What this task involves —
Your reply must be one number: the count of lines in the data below that contain "status".

Exercise data —
——————

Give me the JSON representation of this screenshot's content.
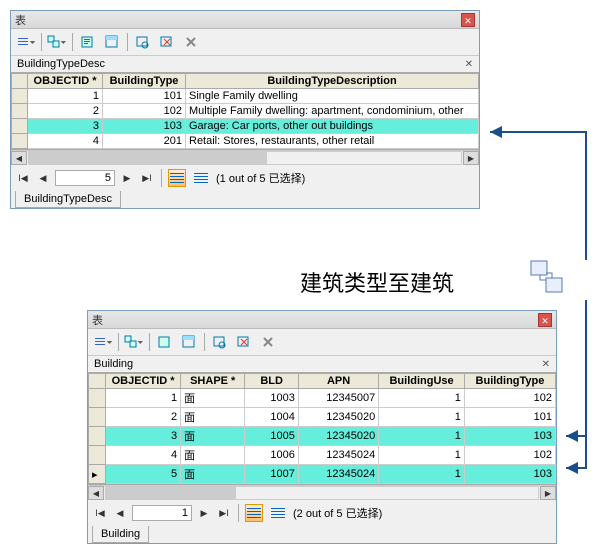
{
  "relation_label": "建筑类型至建筑",
  "panel1": {
    "title": "表",
    "subheader": "BuildingTypeDesc",
    "columns": [
      "OBJECTID *",
      "BuildingType",
      "BuildingTypeDescription"
    ],
    "rows": [
      {
        "sel": false,
        "cells": [
          "1",
          "101",
          "Single Family dwelling"
        ]
      },
      {
        "sel": false,
        "cells": [
          "2",
          "102",
          "Multiple Family dwelling: apartment, condominium, other"
        ]
      },
      {
        "sel": true,
        "cells": [
          "3",
          "103",
          "Garage: Car ports, other out buildings"
        ]
      },
      {
        "sel": false,
        "cells": [
          "4",
          "201",
          "Retail: Stores, restaurants, other retail"
        ]
      }
    ],
    "nav_value": "5",
    "status": "(1 out of 5 已选择)",
    "tab": "BuildingTypeDesc"
  },
  "panel2": {
    "title": "表",
    "subheader": "Building",
    "columns": [
      "OBJECTID *",
      "SHAPE *",
      "BLD",
      "APN",
      "BuildingUse",
      "BuildingType"
    ],
    "rows": [
      {
        "sel": false,
        "cells": [
          "1",
          "面",
          "1003",
          "12345007",
          "1",
          "102"
        ]
      },
      {
        "sel": false,
        "cells": [
          "2",
          "面",
          "1004",
          "12345020",
          "1",
          "101"
        ]
      },
      {
        "sel": true,
        "cells": [
          "3",
          "面",
          "1005",
          "12345020",
          "1",
          "103"
        ]
      },
      {
        "sel": false,
        "cells": [
          "4",
          "面",
          "1006",
          "12345024",
          "1",
          "102"
        ]
      },
      {
        "sel": true,
        "cells": [
          "5",
          "面",
          "1007",
          "12345024",
          "1",
          "103"
        ]
      }
    ],
    "nav_value": "1",
    "status": "(2 out of 5 已选择)",
    "tab": "Building"
  }
}
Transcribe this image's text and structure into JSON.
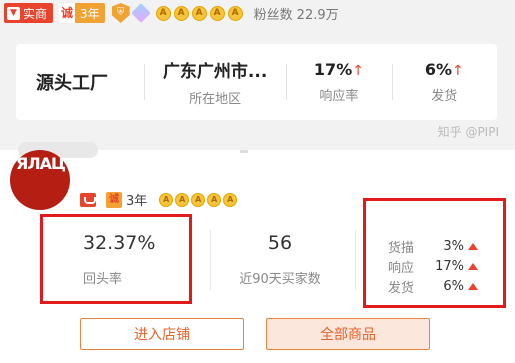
{
  "top": {
    "shop_type": "实商",
    "cheng_icon": "诚",
    "years": "3年",
    "shield_icon": "shield-badge-icon",
    "crowns": [
      "A",
      "A",
      "A",
      "A",
      "A"
    ],
    "fans_label": "粉丝数",
    "fans_value": "22.9万"
  },
  "card": {
    "name": "源头工厂",
    "region_value": "广东广州市...",
    "region_label": "所在地区",
    "response_value": "17%",
    "response_label": "响应率",
    "ship_value": "6%",
    "ship_label": "发货",
    "trend_symbol": "↑"
  },
  "watermark": "知乎 @PIPI",
  "bottom": {
    "avatar_text": "ЯЛАЦ",
    "cheng": "诚",
    "years": "3年",
    "crowns": [
      "A",
      "A",
      "A",
      "A",
      "A"
    ],
    "repurchase_value": "32.37%",
    "repurchase_label": "回头率",
    "buyers_value": "56",
    "buyers_label": "近90天买家数",
    "ratings": [
      {
        "label": "货描",
        "value": "3%"
      },
      {
        "label": "响应",
        "value": "17%"
      },
      {
        "label": "发货",
        "value": "6%"
      }
    ],
    "enter_button": "进入店铺",
    "all_button": "全部商品"
  },
  "colors": {
    "accent": "#e8432c",
    "highlight_border": "#e11b1b",
    "gold": "#f0a233"
  }
}
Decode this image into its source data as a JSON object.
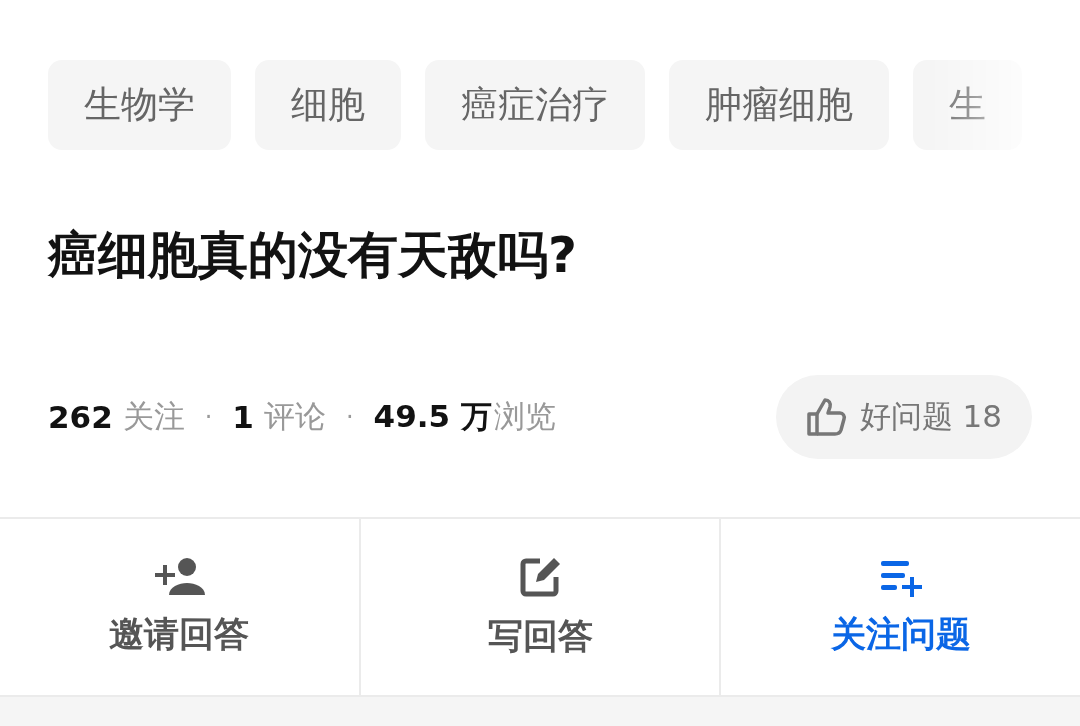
{
  "tags": [
    "生物学",
    "细胞",
    "癌症治疗",
    "肿瘤细胞",
    "生"
  ],
  "question": {
    "title": "癌细胞真的没有天敌吗?"
  },
  "stats": [
    {
      "value": "262",
      "label": "关注"
    },
    {
      "separator": "·",
      "value": "1",
      "label": "评论"
    },
    {
      "separator": "·",
      "value": "49.5 万",
      "label": "浏览"
    }
  ],
  "good_question": {
    "label": "好问题 18"
  },
  "actions": [
    {
      "kind": "invite",
      "label": "邀请回答",
      "accent": false
    },
    {
      "kind": "write",
      "label": "写回答",
      "accent": false
    },
    {
      "kind": "follow",
      "label": "关注问题",
      "accent": true
    }
  ]
}
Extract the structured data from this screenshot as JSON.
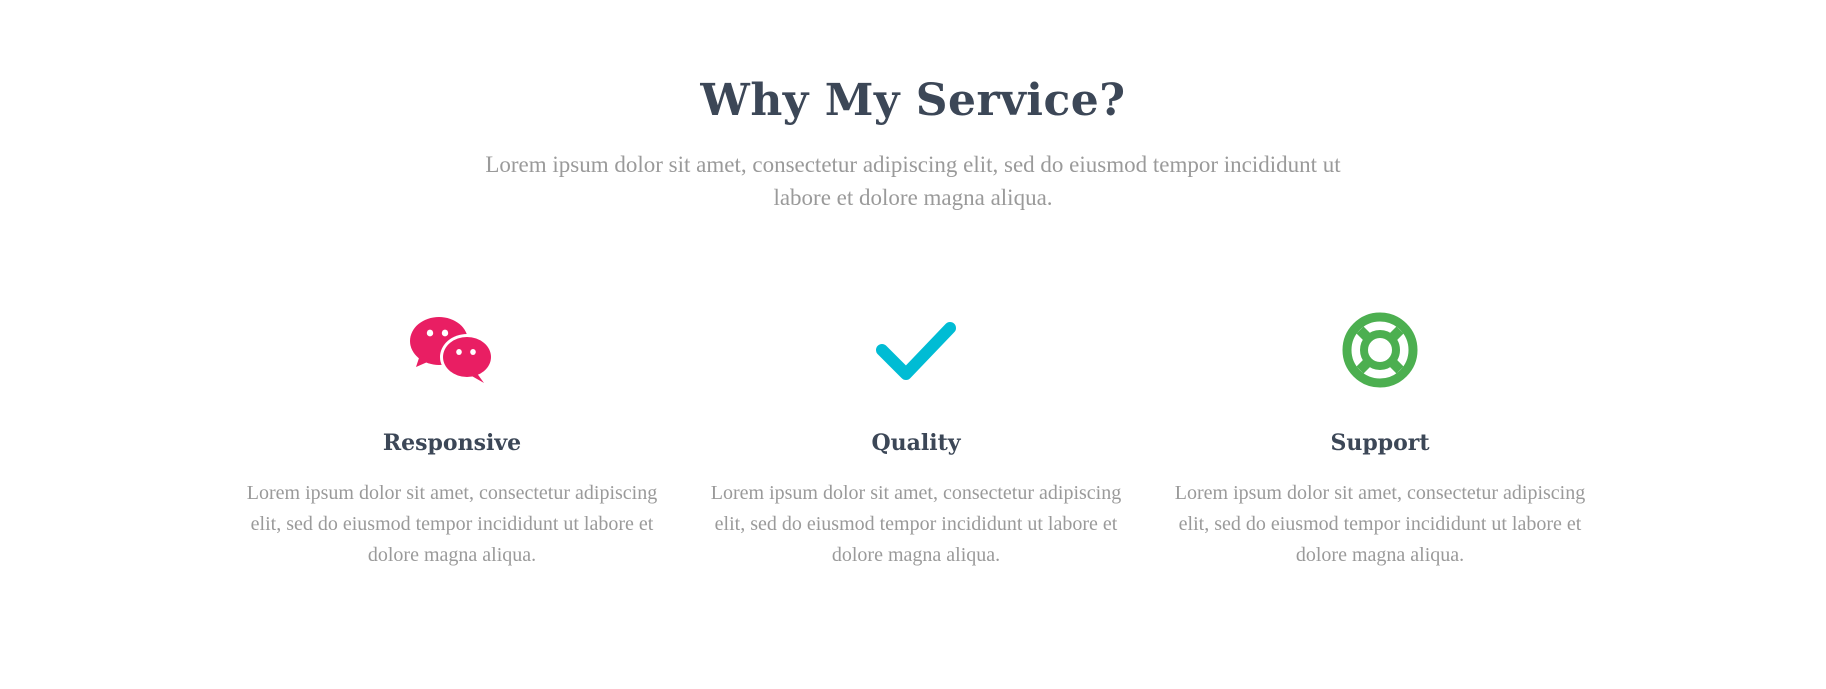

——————

Solution to the exercise —
2